- First order change creates significant disruption so there is consequently also major resistance to change. An example is a new ERP system or the introduction of a portfolio management tool.
- Second order change is "transformational change" and is a complete alteration of the current operating structure, with massive change to processes, people, and typically, technology. Since resistance is a function of the level of disruption the change creates, transformational change also brings with it significant resistance. Examples are shared services solutions that break down organizational silos and drastically alter how the company operates.
Based on our change management consulting work, we can predict 10 common barriers to transformational change:
- Lack of clear scope/definition: An amazing number of organizations embark on the transformational change journey with no clear, consistent definition of where they are going. Leaders have multiple, often conflicting agendas.
- Too many other changes competing for resources: Senior executives routinely underestimate the level of resources needed for transformational change. "Implementation" is a ferocious, resource-consuming activity. Once the strategy is designed you are only 15% of the way to transformation! You still have 85% of the journey ahead. The best advice: focus down to speed up.
- Poor implementation history: If your organization has a cemetery full of "dead and buried" projects you can expect that the memories of these linger on. You will likely face to resistance to your current transformational change based on the experience of what went wrong in the past.
- No sustained leadership support: Sponsorship for the transformation will need to be sustained for at least 3 years. It's easy to get distracted and to divert precious resources before the transformation is actually fully implemented. You can also predict that over the course of this time that there will be major changes in leadership and you will need to begin from "square one" in securing Sponsorship from these new leaders. Plan for that now!
- Major employee resistance: Since resistance is a function of disruption we know that transformational change will result in major levels of resistance. You need to have a plan for how that resistance will be sourced and managed. Don't expect that you can communicate your way out of resistance. If all you do is communicate you will likely just generate more resistance.
- Weak motivation: The motivation to leave the current state must be greater than staying where you are. The only way to motivate people is to alter the reinforcements. One of the biggest mistakes organizations make is to apply the same reinforcements (both formal and informal) while expecting transformational changes in behavior.
- Risk-averse cultures: If your culture is one where turf-guarding is the political norm, you can anticipate that transformational change will fly in the face of your culture. Unless there are radically different reinforcements instituted for Sponsors (for example, reinforcement for mutual success rather than individual success) your transformation is at risk.
- Poor communications: Pay attention to the psychological cues you are giving in your delivery methods. If the standard operating method is email, for example, you will need to demonstrate that you are working toward radical change by your choice of media. You won't get peoples' attention by just adding to the volume and communicating from the 50,000 foot corporate level. Radical change, radical communication methods.

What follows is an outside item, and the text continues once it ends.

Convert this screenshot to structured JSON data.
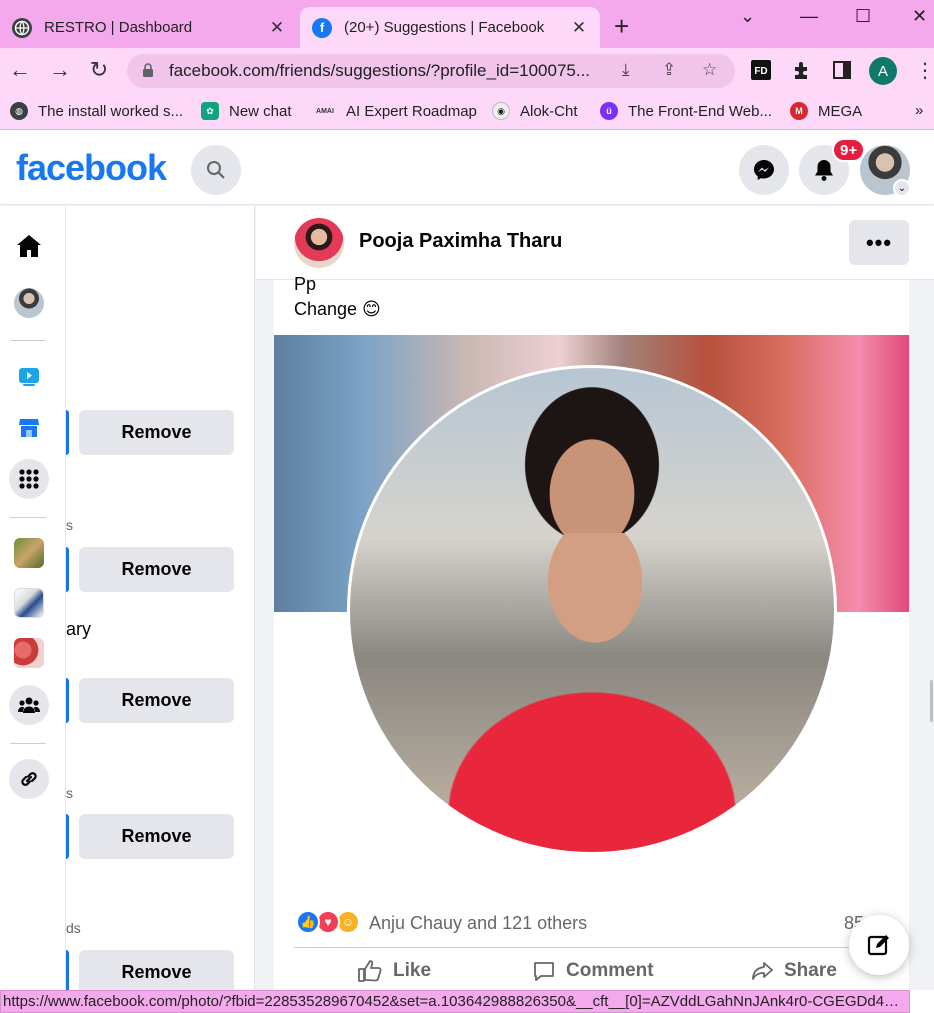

- Unclear and/or undisciplined governance structure: How will the transformation be managed? If you are creating "enterprise-wide" change you can't have multiple approaches with no oversight on how the entire program is being managed. The governance structure should provide a clear line of sight from strategy to portfolio to programs, projects, and sub-projects. If Sponsors don't have this line of sight then the transformational change portfolio will lack disciplined management.
- Use of multiple approaches reinforces the silo mentality: How you implement is important! In our change management consulting we tell clients that they must begin with the end in mind. If you are trying to break down silos, it is totally paradoxical that you would implement in a silo'd manner.

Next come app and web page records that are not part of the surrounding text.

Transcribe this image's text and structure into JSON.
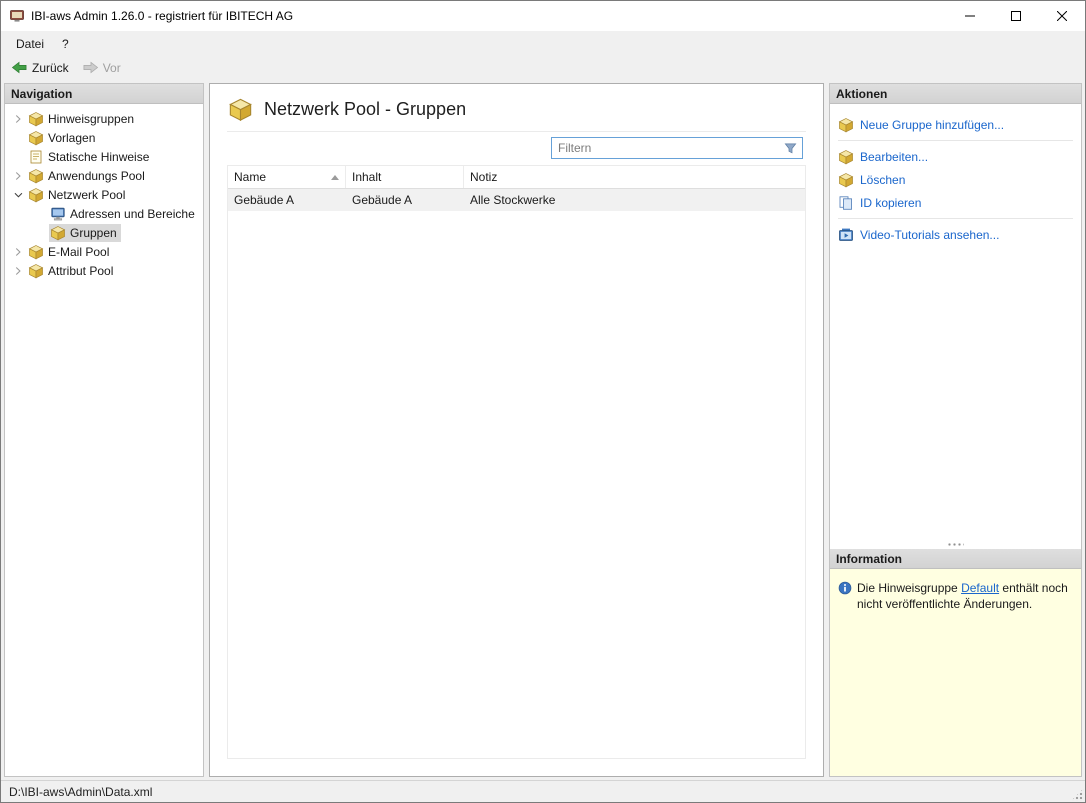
{
  "window": {
    "title": "IBI-aws Admin 1.26.0 - registriert für IBITECH AG"
  },
  "menubar": {
    "items": [
      {
        "label": "Datei"
      },
      {
        "label": "?"
      }
    ]
  },
  "toolbar": {
    "back": {
      "label": "Zurück",
      "enabled": true,
      "icon": "back-arrow-icon"
    },
    "forward": {
      "label": "Vor",
      "enabled": false,
      "icon": "forward-arrow-icon"
    }
  },
  "navigation": {
    "header": "Navigation",
    "items": [
      {
        "label": "Hinweisgruppen",
        "level": 0,
        "state": "collapsed",
        "icon": "package-icon",
        "selected": false
      },
      {
        "label": "Vorlagen",
        "level": 0,
        "state": "leaf",
        "icon": "package-icon",
        "selected": false
      },
      {
        "label": "Statische Hinweise",
        "level": 0,
        "state": "leaf",
        "icon": "note-icon",
        "selected": false
      },
      {
        "label": "Anwendungs Pool",
        "level": 0,
        "state": "collapsed",
        "icon": "package-icon",
        "selected": false
      },
      {
        "label": "Netzwerk Pool",
        "level": 0,
        "state": "expanded",
        "icon": "package-icon",
        "selected": false
      },
      {
        "label": "Adressen und Bereiche",
        "level": 1,
        "state": "leaf",
        "icon": "network-computer-icon",
        "selected": false
      },
      {
        "label": "Gruppen",
        "level": 1,
        "state": "leaf",
        "icon": "package-icon",
        "selected": true
      },
      {
        "label": "E-Mail Pool",
        "level": 0,
        "state": "collapsed",
        "icon": "package-icon",
        "selected": false
      },
      {
        "label": "Attribut Pool",
        "level": 0,
        "state": "collapsed",
        "icon": "package-icon",
        "selected": false
      }
    ]
  },
  "main": {
    "title": "Netzwerk Pool - Gruppen",
    "title_icon": "package-icon",
    "filter": {
      "placeholder": "Filtern",
      "value": "",
      "icon": "filter-funnel-icon"
    },
    "table": {
      "columns": [
        {
          "label": "Name",
          "sort": "asc"
        },
        {
          "label": "Inhalt",
          "sort": "none"
        },
        {
          "label": "Notiz",
          "sort": "none"
        }
      ],
      "rows": [
        {
          "name": "Gebäude A",
          "inhalt": "Gebäude A",
          "notiz": "Alle Stockwerke"
        }
      ]
    }
  },
  "actions": {
    "header": "Aktionen",
    "items": [
      {
        "label": "Neue Gruppe hinzufügen...",
        "icon": "package-add-icon"
      },
      {
        "label": "Bearbeiten...",
        "icon": "package-edit-icon"
      },
      {
        "label": "Löschen",
        "icon": "package-delete-icon"
      },
      {
        "label": "ID kopieren",
        "icon": "copy-icon"
      },
      {
        "label": "Video-Tutorials ansehen...",
        "icon": "video-icon"
      }
    ]
  },
  "information": {
    "header": "Information",
    "icon": "info-icon",
    "text_before": "Die Hinweisgruppe ",
    "link_label": "Default",
    "text_after": " enthält noch nicht veröffentlichte Änderungen."
  },
  "statusbar": {
    "path": "D:\\IBI-aws\\Admin\\Data.xml"
  }
}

Are there other barriers to transformational change that you've experienced? Share your comments below.